Heroin Use on the Rise in Nevada

MGN Online

RENO, NV - A few years ago, meth was the drug everyone was talking about in northern Nevada. In 2007, local television stations aired the 30-minute documentary 'Crystal Darkness' to inform families about the dangers of the drug.

Now the attention has shifted. The recent death of esteemed actor Philip Seymour Hoffman has pushed the drug heroin into the limelight. Unfortunately in Nevada, the highly addictive drug has been slowly growing in popularity for the past few years, and has replaced meth as the drug of choice for many people. Experts say the shift can be linked to prescription pill use. Kevin Quint, the executive director for Join Together Northern Nevada, says while other drugs are still being used, they are seeing more and more people come in seeking help for heroin addiction.

"It's definitely the drug on the rise, and we need to keep an eye on it," he said.

For Kelli Davis, heroin addiction is a battle she fights daily. She first became addicted to prescription pill 10 years ago. Now at 24, she has been in and out of jail and rehab, battling an addiction that all started because of a dealer's lie.

"I was that person who said I'm never going to do heroine, I'm never going to do hard drugs," she said. "Someone had told me it was opium and by the time I realized what it was, it was too late."

Eric Hare, a counselor at the Center for Behavioral Health in Reno says Kelli's story is common. The CBH offers treatment programs for people addicted to opiates such as OxyContin, Lortab, Vicodin, Oxycodone, Hydrocodone and Heroin. Hare says in the past few years, more and more people are coming to them for help battling their heroin addiction.
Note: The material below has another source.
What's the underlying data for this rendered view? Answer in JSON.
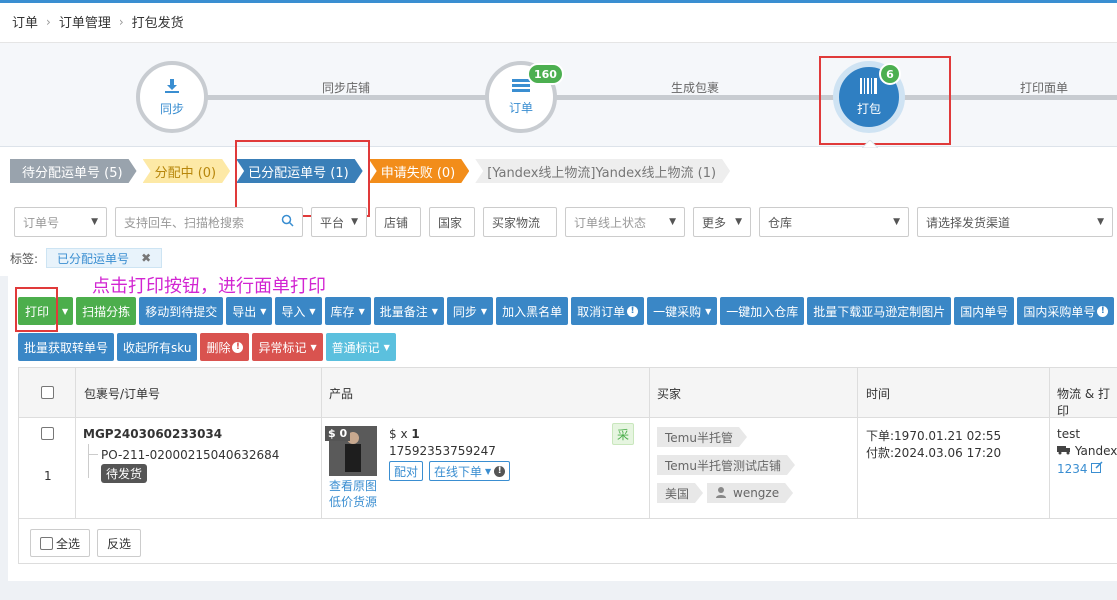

"There's been a huge increase,not just in the use of heroin, but opiate pain relievers, Vicodin, OxyContin," he said. "And a lot of [the heroin use] especially in younger people, can be traced to the use of prescription drugs. There's a lot of it in Carson City."

Experts say some people turn to heroin because they see it as a cheaper alternative to prescription pills, but when the addiction takes over, that's when the cost adds up.

"It's about $10- $15 a point," Quint said. "That sounds kind of cheap. But then when you use it 3, 4, 5, 10 times a day, just do the math. That becomes a hundred plus dollars a day.

Consider this statistic. According to the Reno Police Department, the amount of heroin the Regional Street Enforcement Team seizing yearly has jumped. In 2007, when meth was still the most common drug, 59 grams of heroin were seized. Just five years later, in 2012, 1632.5 grams of heroin were seized.

Another reason heroin is so dangerous, no one buying the drug on the street knows exactly what they are getting, and a "bad batch" can easily lead to an overdose.

According to the most recent numbers from the Centers for Disease Control and Prevention show, in 2008, for every 100,000 people in Nevada, about 20 people died for a heroin overdose.

"I can tell you with pretty good assurance, that number has gone up since then," Hare said. "It's harder for people to recover from heroin addiction, than it is meth addiction. But I believe if you can survive the communicable diseases like Hepatitis C, which is also on the rise, you have a good chance of recovery."

But Hare stresses that recovery is not easy or quick.

"A lot of people come in looking for the quick 30 day detox," he said. "That length of time, the success rate is incredibly small."

Davis has been clean now for 4 months. Before her last relapse, she had been clean two years. She says hearing about heroin related deaths like Philip Seymour Hoffman scares her because she knows if she relapsed again it could mean life or death.

"I do work a 12 step program, and I'm in counseling," she said. "It's a daily battle. It's about progress now, not perfection. Do I know that I'm never going to use again? No, I don't think that. I know today I'm not going to. But if it wasn't for the support of my family, I don't know if I would be here."

If you or someone you know is struggling with addiction, both Join Together Northern Nevada and the Center for Behavioral Health have resources available to help.

For more information visit:

Join Together Northern Nevada: www.jtnn.org

The Center for Behavioral Health: www.centerforbehavioralhealth.com